■ Task description
Determine how many lines below include the string "JSON". Reply with the number only.

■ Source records
● ● ●
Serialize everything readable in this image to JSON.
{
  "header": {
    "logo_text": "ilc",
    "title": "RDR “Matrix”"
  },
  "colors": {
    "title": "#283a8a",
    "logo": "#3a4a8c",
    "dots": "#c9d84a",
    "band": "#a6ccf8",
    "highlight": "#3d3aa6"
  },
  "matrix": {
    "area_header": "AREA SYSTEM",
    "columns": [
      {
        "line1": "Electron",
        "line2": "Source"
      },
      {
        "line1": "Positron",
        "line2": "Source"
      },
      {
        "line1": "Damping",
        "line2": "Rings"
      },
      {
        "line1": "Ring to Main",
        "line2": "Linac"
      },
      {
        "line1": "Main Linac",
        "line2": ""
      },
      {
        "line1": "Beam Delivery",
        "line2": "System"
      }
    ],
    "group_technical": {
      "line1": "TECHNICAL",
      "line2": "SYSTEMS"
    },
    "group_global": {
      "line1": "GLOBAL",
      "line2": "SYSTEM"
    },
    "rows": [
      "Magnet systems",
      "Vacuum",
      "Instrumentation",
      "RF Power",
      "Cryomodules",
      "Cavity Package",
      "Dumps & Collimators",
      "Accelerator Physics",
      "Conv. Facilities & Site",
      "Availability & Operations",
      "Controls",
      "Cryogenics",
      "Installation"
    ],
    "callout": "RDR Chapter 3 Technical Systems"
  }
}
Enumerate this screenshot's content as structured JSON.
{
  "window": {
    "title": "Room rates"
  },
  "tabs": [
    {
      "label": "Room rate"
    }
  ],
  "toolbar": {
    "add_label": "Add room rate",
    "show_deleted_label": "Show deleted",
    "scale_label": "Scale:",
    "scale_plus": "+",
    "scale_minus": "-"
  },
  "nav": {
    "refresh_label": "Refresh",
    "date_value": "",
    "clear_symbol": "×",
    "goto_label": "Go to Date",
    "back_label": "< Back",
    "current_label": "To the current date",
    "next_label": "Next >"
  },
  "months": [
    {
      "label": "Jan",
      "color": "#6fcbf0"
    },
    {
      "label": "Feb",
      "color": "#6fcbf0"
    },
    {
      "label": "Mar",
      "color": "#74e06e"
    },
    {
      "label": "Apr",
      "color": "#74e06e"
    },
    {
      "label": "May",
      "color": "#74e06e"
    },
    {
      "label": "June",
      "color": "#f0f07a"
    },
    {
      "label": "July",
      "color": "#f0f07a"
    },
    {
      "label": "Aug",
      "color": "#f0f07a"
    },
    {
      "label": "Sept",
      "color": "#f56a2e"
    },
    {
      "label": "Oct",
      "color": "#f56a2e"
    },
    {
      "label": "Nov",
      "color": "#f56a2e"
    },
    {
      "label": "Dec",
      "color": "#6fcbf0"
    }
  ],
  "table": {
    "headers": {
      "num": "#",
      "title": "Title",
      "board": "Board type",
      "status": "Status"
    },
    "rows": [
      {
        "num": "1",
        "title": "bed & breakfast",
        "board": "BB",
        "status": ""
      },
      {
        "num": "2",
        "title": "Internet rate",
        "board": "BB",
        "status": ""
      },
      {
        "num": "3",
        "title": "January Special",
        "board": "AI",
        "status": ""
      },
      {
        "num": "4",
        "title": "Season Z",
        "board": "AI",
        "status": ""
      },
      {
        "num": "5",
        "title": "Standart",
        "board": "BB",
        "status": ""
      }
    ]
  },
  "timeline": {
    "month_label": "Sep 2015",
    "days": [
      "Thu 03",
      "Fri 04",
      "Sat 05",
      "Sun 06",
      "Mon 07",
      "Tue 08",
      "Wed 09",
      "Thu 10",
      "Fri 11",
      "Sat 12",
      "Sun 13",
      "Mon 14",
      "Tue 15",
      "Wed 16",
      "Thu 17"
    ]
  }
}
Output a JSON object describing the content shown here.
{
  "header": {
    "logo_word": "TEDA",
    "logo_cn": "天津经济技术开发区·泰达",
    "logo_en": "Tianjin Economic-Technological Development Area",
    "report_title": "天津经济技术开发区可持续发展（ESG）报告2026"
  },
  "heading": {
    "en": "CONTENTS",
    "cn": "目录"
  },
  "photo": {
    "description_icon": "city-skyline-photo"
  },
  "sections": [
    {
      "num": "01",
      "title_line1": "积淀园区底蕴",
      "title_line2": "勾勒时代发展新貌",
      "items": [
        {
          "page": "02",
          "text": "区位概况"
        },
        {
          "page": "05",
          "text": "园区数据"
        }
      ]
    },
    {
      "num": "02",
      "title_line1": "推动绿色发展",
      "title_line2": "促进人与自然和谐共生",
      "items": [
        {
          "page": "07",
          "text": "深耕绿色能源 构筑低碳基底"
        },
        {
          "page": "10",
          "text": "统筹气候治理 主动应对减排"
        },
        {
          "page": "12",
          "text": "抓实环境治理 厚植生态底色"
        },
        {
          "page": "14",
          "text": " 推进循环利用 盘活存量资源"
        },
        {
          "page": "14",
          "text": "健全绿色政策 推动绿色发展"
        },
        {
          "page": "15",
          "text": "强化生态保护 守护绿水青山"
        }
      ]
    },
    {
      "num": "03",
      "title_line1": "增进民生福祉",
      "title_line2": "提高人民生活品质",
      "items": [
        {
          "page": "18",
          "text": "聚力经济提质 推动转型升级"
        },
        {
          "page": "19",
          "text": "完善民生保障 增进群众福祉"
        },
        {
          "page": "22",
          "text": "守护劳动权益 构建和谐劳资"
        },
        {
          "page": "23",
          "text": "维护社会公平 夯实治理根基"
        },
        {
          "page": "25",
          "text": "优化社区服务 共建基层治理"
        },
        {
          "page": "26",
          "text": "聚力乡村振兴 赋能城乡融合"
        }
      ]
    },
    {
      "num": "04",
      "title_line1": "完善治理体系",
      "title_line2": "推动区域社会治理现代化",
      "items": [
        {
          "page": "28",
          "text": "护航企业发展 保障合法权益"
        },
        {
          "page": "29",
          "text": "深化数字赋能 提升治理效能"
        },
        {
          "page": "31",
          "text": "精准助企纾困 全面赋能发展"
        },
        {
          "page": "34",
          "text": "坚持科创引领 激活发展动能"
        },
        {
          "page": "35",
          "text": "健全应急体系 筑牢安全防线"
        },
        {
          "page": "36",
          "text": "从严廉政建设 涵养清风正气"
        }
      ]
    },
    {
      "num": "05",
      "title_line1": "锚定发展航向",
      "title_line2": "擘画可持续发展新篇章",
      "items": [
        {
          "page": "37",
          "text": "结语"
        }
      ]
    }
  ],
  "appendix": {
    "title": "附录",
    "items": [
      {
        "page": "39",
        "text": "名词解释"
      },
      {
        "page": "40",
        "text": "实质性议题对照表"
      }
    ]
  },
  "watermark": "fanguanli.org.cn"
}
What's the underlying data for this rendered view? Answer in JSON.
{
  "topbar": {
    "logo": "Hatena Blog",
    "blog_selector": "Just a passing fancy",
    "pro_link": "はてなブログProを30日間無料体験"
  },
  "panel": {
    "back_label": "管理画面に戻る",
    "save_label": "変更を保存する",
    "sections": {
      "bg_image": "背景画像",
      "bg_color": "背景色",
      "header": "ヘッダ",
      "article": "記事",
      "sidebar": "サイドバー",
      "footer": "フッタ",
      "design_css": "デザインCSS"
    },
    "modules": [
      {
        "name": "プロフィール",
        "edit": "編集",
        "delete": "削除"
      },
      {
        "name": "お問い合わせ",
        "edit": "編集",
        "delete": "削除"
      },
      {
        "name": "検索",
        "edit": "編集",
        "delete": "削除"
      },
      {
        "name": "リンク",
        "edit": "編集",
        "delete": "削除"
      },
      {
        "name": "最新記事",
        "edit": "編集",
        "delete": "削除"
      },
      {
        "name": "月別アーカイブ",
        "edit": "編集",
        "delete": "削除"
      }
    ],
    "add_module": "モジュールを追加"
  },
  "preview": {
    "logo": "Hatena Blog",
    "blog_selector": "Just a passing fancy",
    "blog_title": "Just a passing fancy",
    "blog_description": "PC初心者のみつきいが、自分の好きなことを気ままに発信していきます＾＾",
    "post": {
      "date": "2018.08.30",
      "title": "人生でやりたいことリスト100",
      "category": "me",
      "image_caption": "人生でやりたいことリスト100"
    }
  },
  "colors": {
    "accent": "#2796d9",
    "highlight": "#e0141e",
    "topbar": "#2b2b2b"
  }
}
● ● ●
■ Answer box
4